Review Summary: The Other Path is a study of how Ataraxie found their identity.
Even though Ataraxie’s recent album Anhedonie
was largely a disappointment after their groundbreaking 2005 debut Slow Transcending Agony
, it was good in the fact that it gave me more reason to put on The Other Path
. The Other Path
is officially a demo, but at seven songs (8 on the reissue) and forty five minutes, the band is really pushing the term ‘demo’. The Other Path
shows an earlier form of Ataraxie, a slightly naïve form perhaps, one which is still oblivious to the horrific and agonizing end of the world that funeral doom preaches. Essentially, the style utilized by the band is death/doom, but certain elements that would later be expanded upon are here in their primordial structure. If I were to draw a comparison off the top of my head, Autopsy’s Mental Funeral
definitely fits in place, with the condition that as Mental Funeral
is death metal with a thick and crusty doom feel, The Other Path
is a doom album coupled with the energy and brutality of death metal.
Much in the same vein as Slow Transcending Agony

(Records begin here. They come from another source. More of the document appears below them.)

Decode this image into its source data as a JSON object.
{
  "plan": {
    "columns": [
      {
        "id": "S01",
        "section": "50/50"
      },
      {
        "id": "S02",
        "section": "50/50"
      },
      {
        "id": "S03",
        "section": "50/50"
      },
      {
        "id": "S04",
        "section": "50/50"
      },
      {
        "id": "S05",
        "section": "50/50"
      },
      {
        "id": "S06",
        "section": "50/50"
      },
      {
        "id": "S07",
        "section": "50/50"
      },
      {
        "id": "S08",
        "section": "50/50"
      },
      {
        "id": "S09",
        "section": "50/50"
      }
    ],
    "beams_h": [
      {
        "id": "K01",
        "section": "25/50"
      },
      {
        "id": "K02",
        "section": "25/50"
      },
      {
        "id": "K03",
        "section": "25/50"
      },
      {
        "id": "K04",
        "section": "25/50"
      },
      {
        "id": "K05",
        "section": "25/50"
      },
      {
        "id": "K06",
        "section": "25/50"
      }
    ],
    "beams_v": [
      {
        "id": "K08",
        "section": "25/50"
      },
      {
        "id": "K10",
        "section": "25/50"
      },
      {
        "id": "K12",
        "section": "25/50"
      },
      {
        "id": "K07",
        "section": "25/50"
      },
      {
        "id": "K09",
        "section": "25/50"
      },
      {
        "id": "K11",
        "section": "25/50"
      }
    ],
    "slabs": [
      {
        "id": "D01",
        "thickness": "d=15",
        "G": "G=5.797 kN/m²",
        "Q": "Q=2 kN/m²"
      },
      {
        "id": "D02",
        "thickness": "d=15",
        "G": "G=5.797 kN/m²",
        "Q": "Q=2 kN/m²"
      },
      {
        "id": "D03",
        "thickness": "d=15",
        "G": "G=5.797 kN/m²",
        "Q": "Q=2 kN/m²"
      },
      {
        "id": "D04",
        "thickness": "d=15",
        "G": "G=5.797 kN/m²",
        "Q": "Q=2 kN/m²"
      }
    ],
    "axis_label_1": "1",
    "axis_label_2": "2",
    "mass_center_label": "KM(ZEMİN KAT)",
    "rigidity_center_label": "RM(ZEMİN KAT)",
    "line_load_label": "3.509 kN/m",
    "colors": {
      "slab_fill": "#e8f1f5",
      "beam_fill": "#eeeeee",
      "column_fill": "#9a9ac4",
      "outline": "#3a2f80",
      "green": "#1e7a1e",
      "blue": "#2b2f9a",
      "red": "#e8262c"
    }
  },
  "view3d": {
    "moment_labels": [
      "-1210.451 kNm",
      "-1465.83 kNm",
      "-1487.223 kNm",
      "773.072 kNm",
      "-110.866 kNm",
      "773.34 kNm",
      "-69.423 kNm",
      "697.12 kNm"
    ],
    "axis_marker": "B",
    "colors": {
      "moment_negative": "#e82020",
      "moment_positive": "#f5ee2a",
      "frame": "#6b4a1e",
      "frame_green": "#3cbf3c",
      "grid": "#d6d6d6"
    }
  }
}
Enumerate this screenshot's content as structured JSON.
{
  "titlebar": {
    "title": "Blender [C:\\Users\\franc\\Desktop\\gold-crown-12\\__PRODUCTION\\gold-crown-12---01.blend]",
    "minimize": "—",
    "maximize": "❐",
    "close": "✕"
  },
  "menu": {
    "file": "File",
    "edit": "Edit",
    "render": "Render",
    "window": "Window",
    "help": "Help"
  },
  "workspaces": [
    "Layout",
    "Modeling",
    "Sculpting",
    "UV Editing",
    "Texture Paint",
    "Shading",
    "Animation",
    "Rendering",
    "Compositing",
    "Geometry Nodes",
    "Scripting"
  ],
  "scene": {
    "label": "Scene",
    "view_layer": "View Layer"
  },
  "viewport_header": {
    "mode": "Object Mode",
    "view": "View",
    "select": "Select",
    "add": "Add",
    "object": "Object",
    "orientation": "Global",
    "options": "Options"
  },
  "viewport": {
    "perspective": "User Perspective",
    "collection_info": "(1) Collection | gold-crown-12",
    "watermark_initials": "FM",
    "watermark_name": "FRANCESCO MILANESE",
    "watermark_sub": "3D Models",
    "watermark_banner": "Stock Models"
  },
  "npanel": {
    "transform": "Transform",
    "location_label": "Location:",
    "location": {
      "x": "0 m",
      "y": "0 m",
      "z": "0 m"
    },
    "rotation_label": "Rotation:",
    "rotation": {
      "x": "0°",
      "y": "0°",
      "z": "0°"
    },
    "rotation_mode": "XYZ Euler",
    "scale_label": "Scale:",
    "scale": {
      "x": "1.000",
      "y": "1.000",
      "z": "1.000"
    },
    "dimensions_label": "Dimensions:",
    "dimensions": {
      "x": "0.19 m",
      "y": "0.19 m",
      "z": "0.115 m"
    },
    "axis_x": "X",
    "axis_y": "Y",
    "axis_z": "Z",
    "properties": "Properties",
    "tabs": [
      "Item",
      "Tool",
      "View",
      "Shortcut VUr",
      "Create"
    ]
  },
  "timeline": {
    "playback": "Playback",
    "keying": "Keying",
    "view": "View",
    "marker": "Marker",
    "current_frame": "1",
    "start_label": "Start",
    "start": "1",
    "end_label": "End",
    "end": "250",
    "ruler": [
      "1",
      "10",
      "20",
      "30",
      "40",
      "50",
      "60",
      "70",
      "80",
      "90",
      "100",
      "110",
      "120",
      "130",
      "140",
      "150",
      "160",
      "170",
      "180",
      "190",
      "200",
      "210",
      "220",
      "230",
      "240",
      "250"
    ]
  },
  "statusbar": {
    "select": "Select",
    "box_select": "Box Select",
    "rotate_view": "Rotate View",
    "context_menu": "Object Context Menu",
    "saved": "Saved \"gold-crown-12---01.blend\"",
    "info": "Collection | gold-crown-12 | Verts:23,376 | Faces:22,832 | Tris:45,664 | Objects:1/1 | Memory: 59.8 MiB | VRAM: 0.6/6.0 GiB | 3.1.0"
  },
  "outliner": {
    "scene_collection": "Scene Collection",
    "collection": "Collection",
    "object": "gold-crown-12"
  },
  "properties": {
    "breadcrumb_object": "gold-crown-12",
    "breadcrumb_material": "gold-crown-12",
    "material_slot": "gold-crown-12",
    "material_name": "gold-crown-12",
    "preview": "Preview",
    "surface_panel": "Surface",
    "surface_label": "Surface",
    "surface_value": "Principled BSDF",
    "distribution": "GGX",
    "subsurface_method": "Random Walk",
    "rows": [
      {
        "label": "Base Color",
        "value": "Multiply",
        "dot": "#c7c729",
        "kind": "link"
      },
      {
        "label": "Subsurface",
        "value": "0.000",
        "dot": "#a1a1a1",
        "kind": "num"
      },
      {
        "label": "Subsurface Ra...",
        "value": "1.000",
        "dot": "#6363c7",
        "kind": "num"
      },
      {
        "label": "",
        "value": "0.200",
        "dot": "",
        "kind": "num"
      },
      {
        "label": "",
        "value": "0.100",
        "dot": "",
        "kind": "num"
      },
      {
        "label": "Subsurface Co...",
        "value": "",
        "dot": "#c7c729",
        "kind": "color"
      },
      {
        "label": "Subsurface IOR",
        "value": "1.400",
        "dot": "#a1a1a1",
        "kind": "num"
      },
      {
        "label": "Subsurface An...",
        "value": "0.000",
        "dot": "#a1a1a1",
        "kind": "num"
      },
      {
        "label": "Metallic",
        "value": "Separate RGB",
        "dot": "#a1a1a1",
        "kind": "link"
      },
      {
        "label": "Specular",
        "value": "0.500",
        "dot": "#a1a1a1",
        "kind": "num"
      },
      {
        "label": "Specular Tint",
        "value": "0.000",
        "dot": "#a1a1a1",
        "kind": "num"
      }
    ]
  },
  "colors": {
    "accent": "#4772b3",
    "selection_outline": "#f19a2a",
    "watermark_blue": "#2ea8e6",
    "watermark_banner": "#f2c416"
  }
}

, Ataraxie make sure to give a very emotional performance with The Other Path
. However, instead of the crushing aspect that came to light on their next release, the album maintains a strong sense of melody throughout its length; in a way it’s reminiscent of Garden of Shadows’ brand of melodic death as seen on Oracle Moon
, albeit slightly more doom focused. The eponymous track itself is the epitome of Ataraxie’s grasp over such a variety of different styles; starting off in a very typical death/doom fashion, the song builds into some heavy low end riffing that’ll make you punch your friends in the face, before moving onto a beautiful harmonized melody which fluidly works its way into a very tasteful display on a church organ. The rest of the songs are all varied in similar ways; weaving in and out of a plethora of moods and styles, the assortment of influences keep The Other Path
from becoming stagnant and unappealing.
As seen on pretty much any Ataraxie work, vocalist/bassist Jonathan Thery leads and shapes the songs significantly with his vocals. From gutturals so deep you’ll shi
t your pants, to gurgling shrieks taken straight out of the darkest pits of black metal, Thery easily matches the musical diversity found on The Other Path
with his voice. What is most interesting about The Other Path
is how it shows the band in a stage where they were yet to completely decide which path they had to take. The demo encompasses a variety of styles, all of which were possible paths the band could have followed, and as we know from Slow Transcending Agony
, Ataraxie did indeed follow the ‘other’ path; not only making a funeral doom album that distinguishes itself from all others belonging to the genre, but making an incredible piece of music that sticks out like a sore thumb from the general levels of mediocrity one finds in music these days. The Other Path
is a precursor to this greatness; it is a great listen in its own right, but the worth one can attribute to it is infinitely higher taken in context to the band’s later releases.